== Segment start ==

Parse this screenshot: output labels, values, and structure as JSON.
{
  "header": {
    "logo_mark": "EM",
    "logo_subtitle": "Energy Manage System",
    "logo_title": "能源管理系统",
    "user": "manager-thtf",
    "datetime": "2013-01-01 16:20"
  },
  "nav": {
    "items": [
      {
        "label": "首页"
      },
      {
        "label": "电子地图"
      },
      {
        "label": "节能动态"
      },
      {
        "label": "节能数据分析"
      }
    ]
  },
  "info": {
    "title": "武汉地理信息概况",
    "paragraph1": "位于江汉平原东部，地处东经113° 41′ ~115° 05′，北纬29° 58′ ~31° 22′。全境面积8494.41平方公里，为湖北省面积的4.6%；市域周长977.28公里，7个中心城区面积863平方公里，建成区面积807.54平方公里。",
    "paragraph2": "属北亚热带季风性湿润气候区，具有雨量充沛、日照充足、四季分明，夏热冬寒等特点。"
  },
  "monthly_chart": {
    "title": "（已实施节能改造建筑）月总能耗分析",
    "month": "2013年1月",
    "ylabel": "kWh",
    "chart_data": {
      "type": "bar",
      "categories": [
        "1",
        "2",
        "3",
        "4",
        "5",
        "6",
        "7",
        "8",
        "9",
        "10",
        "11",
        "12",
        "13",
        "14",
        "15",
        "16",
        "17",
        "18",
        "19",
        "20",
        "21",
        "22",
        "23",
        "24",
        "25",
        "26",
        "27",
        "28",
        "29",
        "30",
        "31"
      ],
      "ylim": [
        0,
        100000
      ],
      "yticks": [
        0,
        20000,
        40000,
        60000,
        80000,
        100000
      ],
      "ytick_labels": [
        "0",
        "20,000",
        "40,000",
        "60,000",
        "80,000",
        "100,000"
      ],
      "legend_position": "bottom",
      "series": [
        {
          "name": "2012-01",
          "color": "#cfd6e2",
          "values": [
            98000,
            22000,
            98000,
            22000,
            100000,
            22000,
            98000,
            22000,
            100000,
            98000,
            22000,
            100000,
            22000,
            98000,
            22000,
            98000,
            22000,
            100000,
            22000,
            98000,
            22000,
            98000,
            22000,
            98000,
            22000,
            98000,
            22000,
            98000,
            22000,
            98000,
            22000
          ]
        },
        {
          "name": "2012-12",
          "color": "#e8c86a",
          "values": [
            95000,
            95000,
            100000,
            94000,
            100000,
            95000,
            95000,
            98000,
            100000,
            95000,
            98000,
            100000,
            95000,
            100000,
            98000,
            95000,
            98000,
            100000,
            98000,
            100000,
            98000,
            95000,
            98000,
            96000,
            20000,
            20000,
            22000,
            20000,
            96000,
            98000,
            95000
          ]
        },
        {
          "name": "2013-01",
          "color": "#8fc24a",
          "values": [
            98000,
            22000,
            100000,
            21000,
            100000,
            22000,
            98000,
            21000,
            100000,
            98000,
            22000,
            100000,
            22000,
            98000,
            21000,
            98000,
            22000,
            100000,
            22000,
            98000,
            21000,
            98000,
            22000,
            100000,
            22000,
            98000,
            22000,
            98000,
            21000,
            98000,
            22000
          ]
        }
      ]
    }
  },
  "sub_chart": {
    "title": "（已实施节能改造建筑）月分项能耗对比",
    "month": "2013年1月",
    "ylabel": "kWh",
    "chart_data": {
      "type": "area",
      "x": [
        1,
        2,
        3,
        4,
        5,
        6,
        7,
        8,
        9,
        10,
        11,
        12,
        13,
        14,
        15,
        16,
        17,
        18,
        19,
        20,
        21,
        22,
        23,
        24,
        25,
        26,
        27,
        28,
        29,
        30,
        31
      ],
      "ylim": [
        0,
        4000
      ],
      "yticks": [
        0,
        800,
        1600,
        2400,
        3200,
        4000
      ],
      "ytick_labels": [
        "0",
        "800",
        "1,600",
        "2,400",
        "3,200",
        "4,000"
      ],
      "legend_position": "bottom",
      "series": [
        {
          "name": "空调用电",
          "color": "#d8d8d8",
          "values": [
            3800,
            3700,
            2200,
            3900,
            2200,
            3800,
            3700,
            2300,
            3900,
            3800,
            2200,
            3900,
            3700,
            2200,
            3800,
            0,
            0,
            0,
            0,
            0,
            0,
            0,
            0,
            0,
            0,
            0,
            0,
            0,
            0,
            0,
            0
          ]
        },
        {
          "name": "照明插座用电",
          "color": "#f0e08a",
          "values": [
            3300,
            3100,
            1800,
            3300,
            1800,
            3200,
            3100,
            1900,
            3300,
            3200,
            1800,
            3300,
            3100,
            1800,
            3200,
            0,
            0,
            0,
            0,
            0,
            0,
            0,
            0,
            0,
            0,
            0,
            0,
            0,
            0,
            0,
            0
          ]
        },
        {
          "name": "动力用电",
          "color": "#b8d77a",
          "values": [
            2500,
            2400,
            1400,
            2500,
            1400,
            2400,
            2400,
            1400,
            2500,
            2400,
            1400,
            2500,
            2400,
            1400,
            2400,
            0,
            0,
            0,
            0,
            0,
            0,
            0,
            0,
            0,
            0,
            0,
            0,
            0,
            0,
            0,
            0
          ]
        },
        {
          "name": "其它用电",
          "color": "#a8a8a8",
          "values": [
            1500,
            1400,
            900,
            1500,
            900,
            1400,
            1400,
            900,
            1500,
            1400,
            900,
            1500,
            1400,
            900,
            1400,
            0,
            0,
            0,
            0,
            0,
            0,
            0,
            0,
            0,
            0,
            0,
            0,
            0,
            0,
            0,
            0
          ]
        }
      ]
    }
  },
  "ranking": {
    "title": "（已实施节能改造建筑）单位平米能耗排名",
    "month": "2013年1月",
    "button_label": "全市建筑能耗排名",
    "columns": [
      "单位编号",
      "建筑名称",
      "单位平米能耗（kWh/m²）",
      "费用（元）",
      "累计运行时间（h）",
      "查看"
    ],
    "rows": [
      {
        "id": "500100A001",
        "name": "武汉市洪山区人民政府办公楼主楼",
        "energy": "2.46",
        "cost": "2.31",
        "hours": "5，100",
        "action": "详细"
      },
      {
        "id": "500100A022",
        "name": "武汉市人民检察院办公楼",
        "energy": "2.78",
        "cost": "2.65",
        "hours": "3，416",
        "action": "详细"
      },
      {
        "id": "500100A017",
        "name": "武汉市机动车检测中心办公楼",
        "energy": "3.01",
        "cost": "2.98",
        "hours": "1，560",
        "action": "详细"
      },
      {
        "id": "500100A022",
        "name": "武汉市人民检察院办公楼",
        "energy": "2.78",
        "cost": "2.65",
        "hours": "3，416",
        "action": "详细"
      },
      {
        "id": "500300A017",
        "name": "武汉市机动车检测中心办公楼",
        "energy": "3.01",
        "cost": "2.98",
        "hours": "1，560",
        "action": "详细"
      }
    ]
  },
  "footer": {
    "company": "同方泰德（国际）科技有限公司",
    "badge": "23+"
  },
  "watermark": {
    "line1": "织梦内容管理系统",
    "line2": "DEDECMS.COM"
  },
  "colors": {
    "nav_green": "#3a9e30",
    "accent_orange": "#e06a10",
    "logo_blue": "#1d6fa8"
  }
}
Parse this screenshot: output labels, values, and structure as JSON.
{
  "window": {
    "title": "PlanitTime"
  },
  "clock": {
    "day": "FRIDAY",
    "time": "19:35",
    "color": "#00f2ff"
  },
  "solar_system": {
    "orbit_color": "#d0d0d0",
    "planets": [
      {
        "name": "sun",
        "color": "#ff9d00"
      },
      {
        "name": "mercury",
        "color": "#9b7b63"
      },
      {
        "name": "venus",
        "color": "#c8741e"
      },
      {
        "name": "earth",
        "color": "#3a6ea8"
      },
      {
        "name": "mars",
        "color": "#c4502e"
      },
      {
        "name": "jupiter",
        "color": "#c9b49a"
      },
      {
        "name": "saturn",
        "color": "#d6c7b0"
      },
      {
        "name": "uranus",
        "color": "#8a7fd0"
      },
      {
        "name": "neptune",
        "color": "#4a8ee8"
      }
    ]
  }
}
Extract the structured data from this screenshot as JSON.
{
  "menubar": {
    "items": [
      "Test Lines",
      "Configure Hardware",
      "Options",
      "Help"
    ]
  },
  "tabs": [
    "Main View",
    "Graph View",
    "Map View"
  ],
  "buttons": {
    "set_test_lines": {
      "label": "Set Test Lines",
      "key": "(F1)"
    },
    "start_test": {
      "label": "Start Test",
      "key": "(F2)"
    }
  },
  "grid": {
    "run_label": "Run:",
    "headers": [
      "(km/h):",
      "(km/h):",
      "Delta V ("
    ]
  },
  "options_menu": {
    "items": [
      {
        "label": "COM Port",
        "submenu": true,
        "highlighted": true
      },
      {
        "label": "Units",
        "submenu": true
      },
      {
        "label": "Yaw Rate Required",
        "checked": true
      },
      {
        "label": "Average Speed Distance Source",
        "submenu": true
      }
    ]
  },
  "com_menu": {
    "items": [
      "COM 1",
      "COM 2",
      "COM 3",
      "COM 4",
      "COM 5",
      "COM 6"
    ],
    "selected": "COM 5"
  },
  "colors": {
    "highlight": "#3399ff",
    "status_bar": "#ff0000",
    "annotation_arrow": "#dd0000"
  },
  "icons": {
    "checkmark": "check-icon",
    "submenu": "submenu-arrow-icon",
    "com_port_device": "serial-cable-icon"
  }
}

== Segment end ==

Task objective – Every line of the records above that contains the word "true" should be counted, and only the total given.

Reply – 5